• **What the exercise asks**
Give back every record below in full and exactly, but without a single image.

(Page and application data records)
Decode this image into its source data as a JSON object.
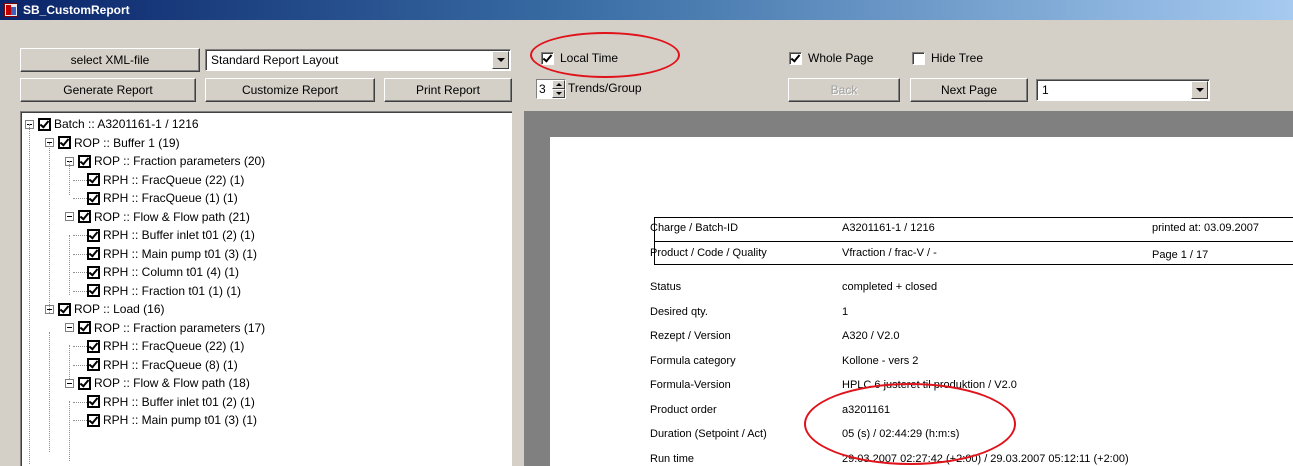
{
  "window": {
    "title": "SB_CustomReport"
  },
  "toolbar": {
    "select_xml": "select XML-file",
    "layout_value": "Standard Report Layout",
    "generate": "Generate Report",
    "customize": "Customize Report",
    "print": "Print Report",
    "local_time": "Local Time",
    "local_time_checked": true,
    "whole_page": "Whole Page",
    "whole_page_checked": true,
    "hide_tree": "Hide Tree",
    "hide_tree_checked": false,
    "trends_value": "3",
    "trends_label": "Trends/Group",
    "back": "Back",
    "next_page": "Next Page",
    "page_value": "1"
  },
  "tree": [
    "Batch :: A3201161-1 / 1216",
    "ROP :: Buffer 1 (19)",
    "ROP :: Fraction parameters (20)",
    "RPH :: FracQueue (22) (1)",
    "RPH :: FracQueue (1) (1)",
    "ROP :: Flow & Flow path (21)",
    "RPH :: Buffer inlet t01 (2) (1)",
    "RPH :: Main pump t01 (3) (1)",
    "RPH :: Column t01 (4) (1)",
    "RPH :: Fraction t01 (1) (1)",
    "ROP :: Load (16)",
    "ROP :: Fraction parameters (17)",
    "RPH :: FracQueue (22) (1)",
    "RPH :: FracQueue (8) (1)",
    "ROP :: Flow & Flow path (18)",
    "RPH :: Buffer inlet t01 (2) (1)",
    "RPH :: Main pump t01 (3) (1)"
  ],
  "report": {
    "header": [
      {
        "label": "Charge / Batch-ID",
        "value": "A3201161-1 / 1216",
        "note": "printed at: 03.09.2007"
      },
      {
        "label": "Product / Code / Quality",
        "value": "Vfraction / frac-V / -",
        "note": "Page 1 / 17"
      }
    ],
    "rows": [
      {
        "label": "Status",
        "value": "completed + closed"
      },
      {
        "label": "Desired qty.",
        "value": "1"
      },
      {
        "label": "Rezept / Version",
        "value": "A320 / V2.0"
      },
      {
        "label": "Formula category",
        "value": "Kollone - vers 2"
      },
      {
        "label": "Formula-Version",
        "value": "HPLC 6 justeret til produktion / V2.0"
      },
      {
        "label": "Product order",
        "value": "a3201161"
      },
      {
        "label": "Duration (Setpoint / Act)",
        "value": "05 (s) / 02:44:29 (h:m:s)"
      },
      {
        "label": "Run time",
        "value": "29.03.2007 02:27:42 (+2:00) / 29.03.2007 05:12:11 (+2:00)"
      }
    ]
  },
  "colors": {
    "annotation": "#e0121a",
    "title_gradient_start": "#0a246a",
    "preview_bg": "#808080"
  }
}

• **Response**
Decode this image into its source data as a JSON object.
{
  "window": {
    "title": "SB_CustomReport"
  },
  "toolbar": {
    "select_xml": "select XML-file",
    "layout_value": "Standard Report Layout",
    "generate": "Generate Report",
    "customize": "Customize Report",
    "print": "Print Report",
    "local_time": "Local Time",
    "local_time_checked": true,
    "whole_page": "Whole Page",
    "whole_page_checked": true,
    "hide_tree": "Hide Tree",
    "hide_tree_checked": false,
    "trends_value": "3",
    "trends_label": "Trends/Group",
    "back": "Back",
    "next_page": "Next Page",
    "page_value": "1"
  },
  "tree": [
    "Batch :: A3201161-1 / 1216",
    "ROP :: Buffer 1 (19)",
    "ROP :: Fraction parameters (20)",
    "RPH :: FracQueue (22) (1)",
    "RPH :: FracQueue (1) (1)",
    "ROP :: Flow & Flow path (21)",
    "RPH :: Buffer inlet t01 (2) (1)",
    "RPH :: Main pump t01 (3) (1)",
    "RPH :: Column t01 (4) (1)",
    "RPH :: Fraction t01 (1) (1)",
    "ROP :: Load (16)",
    "ROP :: Fraction parameters (17)",
    "RPH :: FracQueue (22) (1)",
    "RPH :: FracQueue (8) (1)",
    "ROP :: Flow & Flow path (18)",
    "RPH :: Buffer inlet t01 (2) (1)",
    "RPH :: Main pump t01 (3) (1)"
  ],
  "report": {
    "header": [
      {
        "label": "Charge / Batch-ID",
        "value": "A3201161-1 / 1216",
        "note": "printed at: 03.09.2007"
      },
      {
        "label": "Product / Code / Quality",
        "value": "Vfraction / frac-V / -",
        "note": "Page 1 / 17"
      }
    ],
    "rows": [
      {
        "label": "Status",
        "value": "completed + closed"
      },
      {
        "label": "Desired qty.",
        "value": "1"
      },
      {
        "label": "Rezept / Version",
        "value": "A320 / V2.0"
      },
      {
        "label": "Formula category",
        "value": "Kollone - vers 2"
      },
      {
        "label": "Formula-Version",
        "value": "HPLC 6 justeret til produktion / V2.0"
      },
      {
        "label": "Product order",
        "value": "a3201161"
      },
      {
        "label": "Duration (Setpoint / Act)",
        "value": "05 (s) / 02:44:29 (h:m:s)"
      },
      {
        "label": "Run time",
        "value": "29.03.2007 02:27:42 (+2:00) / 29.03.2007 05:12:11 (+2:00)"
      }
    ]
  },
  "colors": {
    "annotation": "#e0121a",
    "title_gradient_start": "#0a246a",
    "preview_bg": "#808080"
  }
}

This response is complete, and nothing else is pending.